• **Input data**:

━━━━

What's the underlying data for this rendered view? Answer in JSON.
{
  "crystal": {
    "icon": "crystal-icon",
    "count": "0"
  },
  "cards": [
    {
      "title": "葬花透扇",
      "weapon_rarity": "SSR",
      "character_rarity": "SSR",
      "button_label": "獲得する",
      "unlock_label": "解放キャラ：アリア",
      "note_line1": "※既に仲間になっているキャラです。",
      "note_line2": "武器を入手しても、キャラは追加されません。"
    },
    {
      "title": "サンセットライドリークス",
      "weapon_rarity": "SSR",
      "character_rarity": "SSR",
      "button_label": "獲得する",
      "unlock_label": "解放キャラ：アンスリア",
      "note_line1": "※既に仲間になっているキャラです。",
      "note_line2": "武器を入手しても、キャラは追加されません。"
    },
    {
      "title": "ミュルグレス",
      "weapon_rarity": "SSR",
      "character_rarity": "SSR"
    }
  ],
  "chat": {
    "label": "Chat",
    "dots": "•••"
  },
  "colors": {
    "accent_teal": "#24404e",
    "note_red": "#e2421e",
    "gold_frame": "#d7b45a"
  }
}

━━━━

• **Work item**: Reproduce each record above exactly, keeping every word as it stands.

• **Task solution**:
What's the underlying data for this rendered view? Answer in JSON.
{
  "crystal": {
    "icon": "crystal-icon",
    "count": "0"
  },
  "cards": [
    {
      "title": "葬花透扇",
      "weapon_rarity": "SSR",
      "character_rarity": "SSR",
      "button_label": "獲得する",
      "unlock_label": "解放キャラ：アリア",
      "note_line1": "※既に仲間になっているキャラです。",
      "note_line2": "武器を入手しても、キャラは追加されません。"
    },
    {
      "title": "サンセットライドリークス",
      "weapon_rarity": "SSR",
      "character_rarity": "SSR",
      "button_label": "獲得する",
      "unlock_label": "解放キャラ：アンスリア",
      "note_line1": "※既に仲間になっているキャラです。",
      "note_line2": "武器を入手しても、キャラは追加されません。"
    },
    {
      "title": "ミュルグレス",
      "weapon_rarity": "SSR",
      "character_rarity": "SSR"
    }
  ],
  "chat": {
    "label": "Chat",
    "dots": "•••"
  },
  "colors": {
    "accent_teal": "#24404e",
    "note_red": "#e2421e",
    "gold_frame": "#d7b45a"
  }
}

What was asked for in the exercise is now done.